** PROVIDED INFORMATION follows **
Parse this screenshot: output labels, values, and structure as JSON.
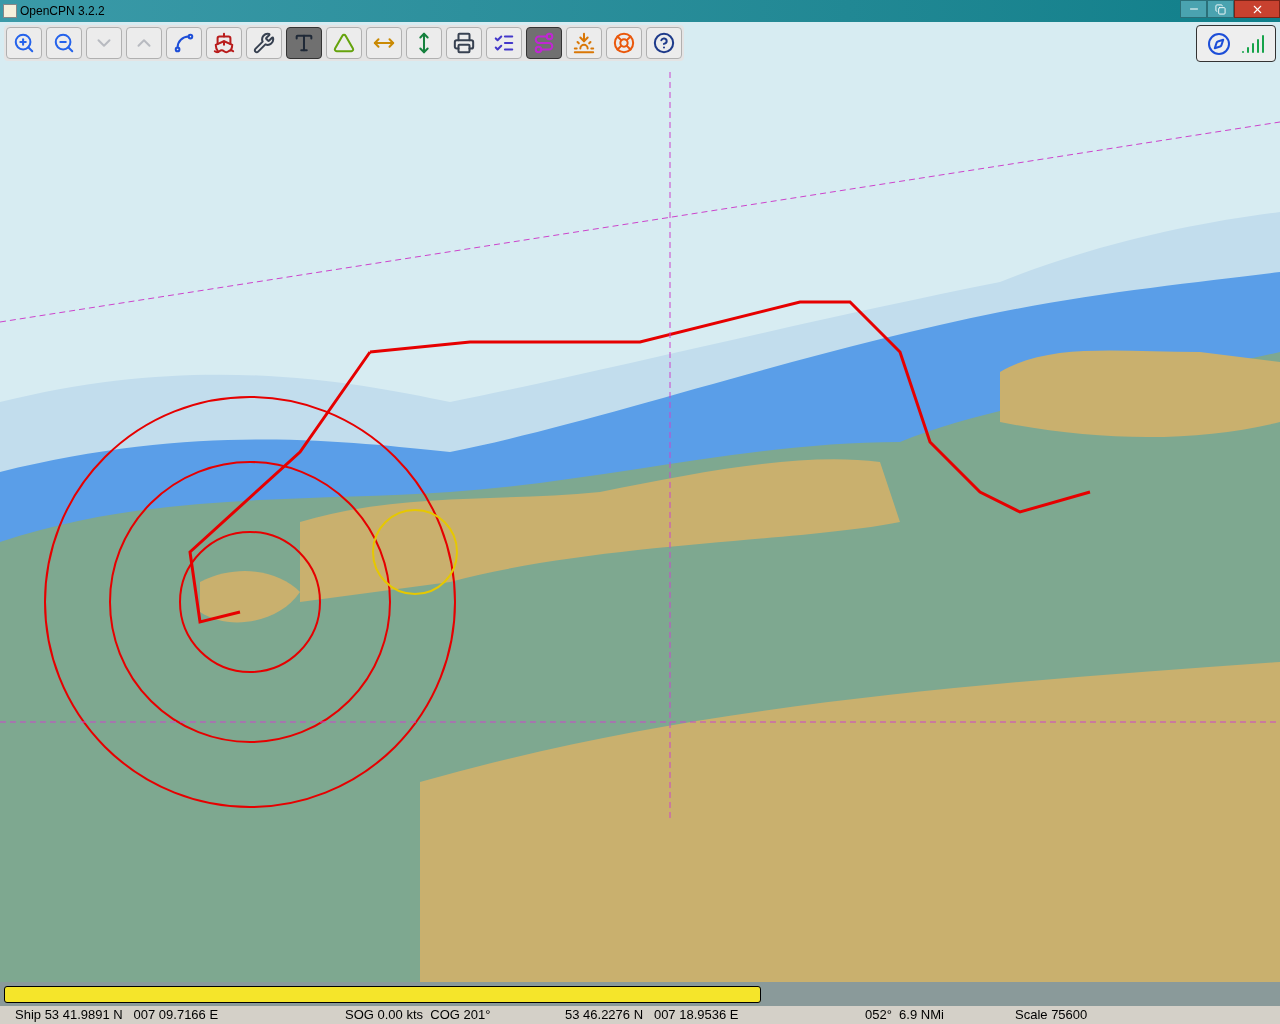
{
  "window": {
    "title": "OpenCPN 3.2.2"
  },
  "toolbar": [
    {
      "selected": false,
      "disabled": false
    },
    {
      "selected": false,
      "disabled": false
    },
    {
      "selected": false,
      "disabled": true
    },
    {
      "selected": false,
      "disabled": true
    },
    {
      "selected": false,
      "disabled": false
    },
    {
      "selected": false,
      "disabled": false
    },
    {
      "selected": false,
      "disabled": false
    },
    {
      "selected": true,
      "disabled": false
    },
    {
      "selected": false,
      "disabled": false
    },
    {
      "selected": false,
      "disabled": false
    },
    {
      "selected": false,
      "disabled": false
    },
    {
      "selected": false,
      "disabled": false
    },
    {
      "selected": false,
      "disabled": false
    },
    {
      "selected": true,
      "disabled": false
    },
    {
      "selected": false,
      "disabled": false
    },
    {
      "selected": false,
      "disabled": false
    },
    {
      "selected": false,
      "disabled": false
    }
  ],
  "progress": {
    "level": 0.595
  },
  "status_bar": [
    "Ship 53 41.9891 N   007 09.7166 E",
    "SOG 0.00 kts  COG 201°",
    "53 46.2276 N   007 18.9536 E",
    "052°  6.9 NMi",
    "Scale 75600"
  ]
}
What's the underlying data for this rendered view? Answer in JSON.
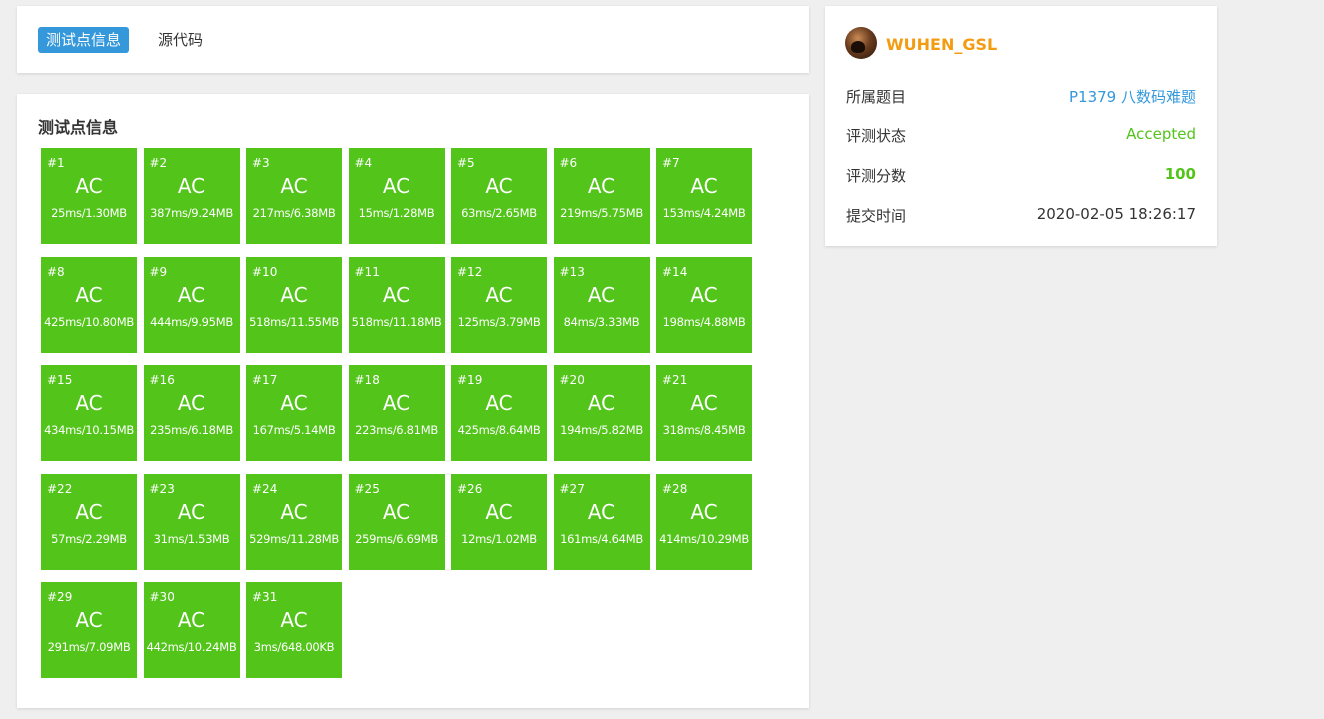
{
  "tabs": [
    {
      "label": "测试点信息",
      "active": true
    },
    {
      "label": "源代码",
      "active": false
    }
  ],
  "tests_section": {
    "title": "测试点信息",
    "cases": [
      {
        "id": "#1",
        "status": "AC",
        "usage": "25ms/1.30MB"
      },
      {
        "id": "#2",
        "status": "AC",
        "usage": "387ms/9.24MB"
      },
      {
        "id": "#3",
        "status": "AC",
        "usage": "217ms/6.38MB"
      },
      {
        "id": "#4",
        "status": "AC",
        "usage": "15ms/1.28MB"
      },
      {
        "id": "#5",
        "status": "AC",
        "usage": "63ms/2.65MB"
      },
      {
        "id": "#6",
        "status": "AC",
        "usage": "219ms/5.75MB"
      },
      {
        "id": "#7",
        "status": "AC",
        "usage": "153ms/4.24MB"
      },
      {
        "id": "#8",
        "status": "AC",
        "usage": "425ms/10.80MB"
      },
      {
        "id": "#9",
        "status": "AC",
        "usage": "444ms/9.95MB"
      },
      {
        "id": "#10",
        "status": "AC",
        "usage": "518ms/11.55MB"
      },
      {
        "id": "#11",
        "status": "AC",
        "usage": "518ms/11.18MB"
      },
      {
        "id": "#12",
        "status": "AC",
        "usage": "125ms/3.79MB"
      },
      {
        "id": "#13",
        "status": "AC",
        "usage": "84ms/3.33MB"
      },
      {
        "id": "#14",
        "status": "AC",
        "usage": "198ms/4.88MB"
      },
      {
        "id": "#15",
        "status": "AC",
        "usage": "434ms/10.15MB"
      },
      {
        "id": "#16",
        "status": "AC",
        "usage": "235ms/6.18MB"
      },
      {
        "id": "#17",
        "status": "AC",
        "usage": "167ms/5.14MB"
      },
      {
        "id": "#18",
        "status": "AC",
        "usage": "223ms/6.81MB"
      },
      {
        "id": "#19",
        "status": "AC",
        "usage": "425ms/8.64MB"
      },
      {
        "id": "#20",
        "status": "AC",
        "usage": "194ms/5.82MB"
      },
      {
        "id": "#21",
        "status": "AC",
        "usage": "318ms/8.45MB"
      },
      {
        "id": "#22",
        "status": "AC",
        "usage": "57ms/2.29MB"
      },
      {
        "id": "#23",
        "status": "AC",
        "usage": "31ms/1.53MB"
      },
      {
        "id": "#24",
        "status": "AC",
        "usage": "529ms/11.28MB"
      },
      {
        "id": "#25",
        "status": "AC",
        "usage": "259ms/6.69MB"
      },
      {
        "id": "#26",
        "status": "AC",
        "usage": "12ms/1.02MB"
      },
      {
        "id": "#27",
        "status": "AC",
        "usage": "161ms/4.64MB"
      },
      {
        "id": "#28",
        "status": "AC",
        "usage": "414ms/10.29MB"
      },
      {
        "id": "#29",
        "status": "AC",
        "usage": "291ms/7.09MB"
      },
      {
        "id": "#30",
        "status": "AC",
        "usage": "442ms/10.24MB"
      },
      {
        "id": "#31",
        "status": "AC",
        "usage": "3ms/648.00KB"
      }
    ]
  },
  "info": {
    "username": "WUHEN_GSL",
    "avatar_icon": "user-avatar",
    "rows": [
      {
        "key": "所属题目",
        "value": "P1379 八数码难题",
        "style": "link"
      },
      {
        "key": "评测状态",
        "value": "Accepted",
        "style": "accepted"
      },
      {
        "key": "评测分数",
        "value": "100",
        "style": "score"
      },
      {
        "key": "提交时间",
        "value": "2020-02-05 18:26:17",
        "style": "time"
      }
    ]
  },
  "colors": {
    "accent": "#3498db",
    "ac_green": "#52c41a",
    "username": "#f39c12",
    "background": "#efefef"
  }
}
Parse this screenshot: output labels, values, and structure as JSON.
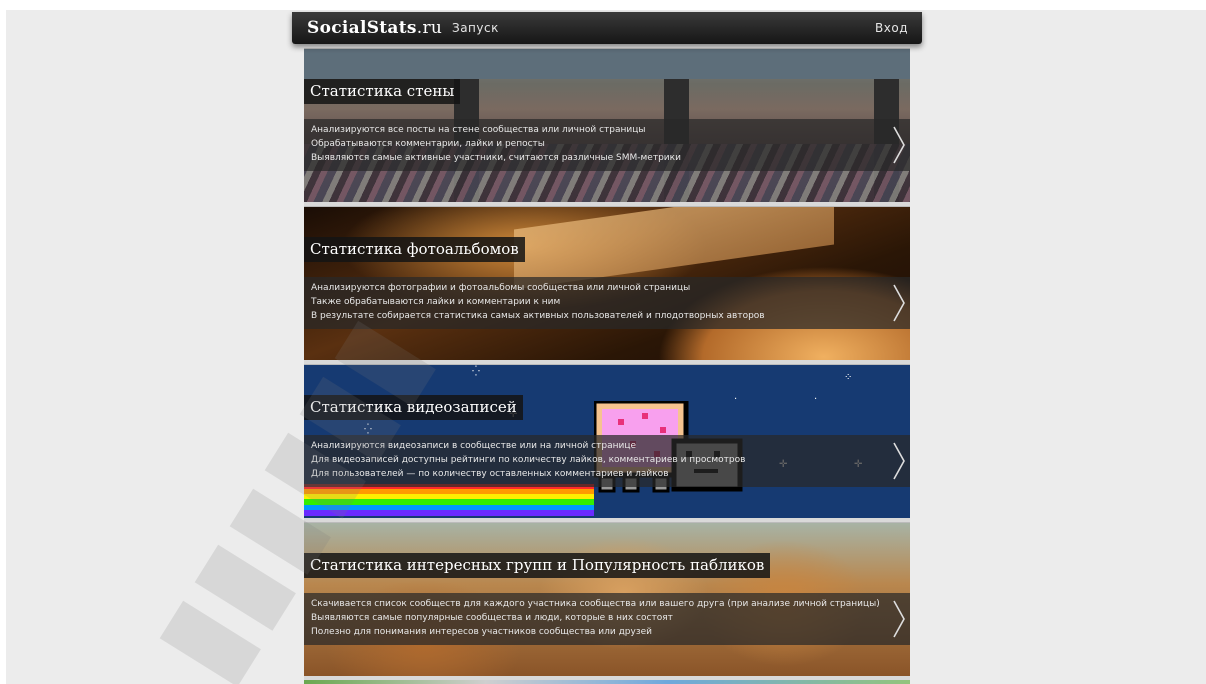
{
  "header": {
    "logo_bold": "SocialStats",
    "logo_suffix": ".ru",
    "nav_launch": "Запуск",
    "nav_login": "Вход"
  },
  "cards": [
    {
      "title": "Статистика стены",
      "lines": [
        "Анализируются все посты на стене сообщества или личной страницы",
        "Обрабатываются комментарии, лайки и репосты",
        "Выявляются самые активные участники, считаются различные SMM-метрики"
      ]
    },
    {
      "title": "Статистика фотоальбомов",
      "lines": [
        "Анализируются фотографии и фотоальбомы сообщества или личной страницы",
        "Также обрабатываются лайки и комментарии к ним",
        "В результате собирается статистика самых активных пользователей и плодотворных авторов"
      ]
    },
    {
      "title": "Статистика видеозаписей",
      "lines": [
        "Анализируются видеозаписи в сообществе или на личной странице",
        "Для видеозаписей доступны рейтинги по количеству лайков, комментариев и просмотров",
        "Для пользователей — по количеству оставленных комментариев и лайков"
      ]
    },
    {
      "title": "Статистика интересных групп и Популярность пабликов",
      "lines": [
        "Скачивается список сообществ для каждого участника сообщества или вашего друга (при анализе личной страницы)",
        "Выявляются самые популярные сообщества и люди, которые в них состоят",
        "Полезно для понимания интересов участников сообщества или друзей"
      ]
    }
  ],
  "icons": {
    "card_arrow": "chevron-right-icon"
  },
  "colors": {
    "header_bg": "#1e1e1e",
    "page_bg": "#ececec",
    "band_bg": "#282828"
  }
}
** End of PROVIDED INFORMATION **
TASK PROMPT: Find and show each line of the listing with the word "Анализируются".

ANSWER FOR THE TASK:
        "Анализируются все посты на стене сообщества или личной страницы",
        "Анализируются фотографии и фотоальбомы сообщества или личной страницы",
        "Анализируются видеозаписи в сообществе или на личной странице",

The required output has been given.